(Beginning of Exercise materials)

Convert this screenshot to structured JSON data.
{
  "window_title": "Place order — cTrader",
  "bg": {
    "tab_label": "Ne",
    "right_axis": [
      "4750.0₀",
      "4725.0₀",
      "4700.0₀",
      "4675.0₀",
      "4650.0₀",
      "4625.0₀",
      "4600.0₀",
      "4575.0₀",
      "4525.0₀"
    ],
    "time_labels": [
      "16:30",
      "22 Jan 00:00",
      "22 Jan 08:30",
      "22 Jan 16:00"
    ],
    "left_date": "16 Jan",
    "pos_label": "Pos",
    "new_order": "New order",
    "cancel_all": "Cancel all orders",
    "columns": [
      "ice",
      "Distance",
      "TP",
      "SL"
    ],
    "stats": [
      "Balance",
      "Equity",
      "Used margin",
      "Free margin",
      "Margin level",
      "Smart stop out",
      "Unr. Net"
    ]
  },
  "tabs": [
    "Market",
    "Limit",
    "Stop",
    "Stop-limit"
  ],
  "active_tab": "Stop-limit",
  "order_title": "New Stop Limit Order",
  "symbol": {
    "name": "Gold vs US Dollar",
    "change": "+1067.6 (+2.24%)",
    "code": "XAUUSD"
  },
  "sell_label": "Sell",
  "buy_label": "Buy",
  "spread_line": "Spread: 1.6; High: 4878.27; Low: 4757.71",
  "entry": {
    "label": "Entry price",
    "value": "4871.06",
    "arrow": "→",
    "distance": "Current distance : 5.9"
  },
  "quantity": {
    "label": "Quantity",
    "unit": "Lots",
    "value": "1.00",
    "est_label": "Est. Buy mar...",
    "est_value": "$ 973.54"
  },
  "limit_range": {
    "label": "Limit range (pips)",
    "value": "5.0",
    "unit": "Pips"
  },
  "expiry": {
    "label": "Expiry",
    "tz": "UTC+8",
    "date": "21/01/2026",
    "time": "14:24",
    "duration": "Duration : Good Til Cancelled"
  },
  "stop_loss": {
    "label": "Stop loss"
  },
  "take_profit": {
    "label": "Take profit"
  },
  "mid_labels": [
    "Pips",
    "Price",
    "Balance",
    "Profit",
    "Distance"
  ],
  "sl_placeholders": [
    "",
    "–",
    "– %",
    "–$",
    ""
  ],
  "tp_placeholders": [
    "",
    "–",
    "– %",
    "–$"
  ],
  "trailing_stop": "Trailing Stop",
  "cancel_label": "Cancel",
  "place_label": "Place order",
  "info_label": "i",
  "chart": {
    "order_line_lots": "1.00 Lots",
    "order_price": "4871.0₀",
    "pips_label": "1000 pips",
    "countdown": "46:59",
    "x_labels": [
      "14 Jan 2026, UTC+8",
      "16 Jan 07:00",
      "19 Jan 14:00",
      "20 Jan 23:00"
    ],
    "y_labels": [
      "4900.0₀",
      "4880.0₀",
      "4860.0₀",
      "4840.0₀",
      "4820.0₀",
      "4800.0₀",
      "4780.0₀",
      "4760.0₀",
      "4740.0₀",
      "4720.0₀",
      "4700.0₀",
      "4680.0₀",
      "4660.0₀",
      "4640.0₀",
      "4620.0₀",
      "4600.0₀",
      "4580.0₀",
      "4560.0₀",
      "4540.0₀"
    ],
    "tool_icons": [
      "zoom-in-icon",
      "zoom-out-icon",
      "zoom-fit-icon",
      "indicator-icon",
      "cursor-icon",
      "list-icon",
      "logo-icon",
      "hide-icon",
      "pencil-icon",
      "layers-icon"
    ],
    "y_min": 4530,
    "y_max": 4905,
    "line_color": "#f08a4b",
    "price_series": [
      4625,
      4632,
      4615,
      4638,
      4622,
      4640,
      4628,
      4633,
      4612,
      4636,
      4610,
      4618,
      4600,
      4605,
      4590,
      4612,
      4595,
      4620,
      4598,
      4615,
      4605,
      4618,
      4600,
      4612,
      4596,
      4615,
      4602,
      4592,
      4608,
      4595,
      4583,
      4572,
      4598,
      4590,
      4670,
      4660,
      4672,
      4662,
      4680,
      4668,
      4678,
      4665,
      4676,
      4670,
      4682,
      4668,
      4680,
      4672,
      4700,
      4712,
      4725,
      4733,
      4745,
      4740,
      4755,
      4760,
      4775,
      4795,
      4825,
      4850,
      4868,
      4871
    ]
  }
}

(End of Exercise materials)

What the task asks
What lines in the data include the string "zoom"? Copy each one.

Response to this exercise
      "zoom-in-icon",
      "zoom-out-icon",
      "zoom-fit-icon",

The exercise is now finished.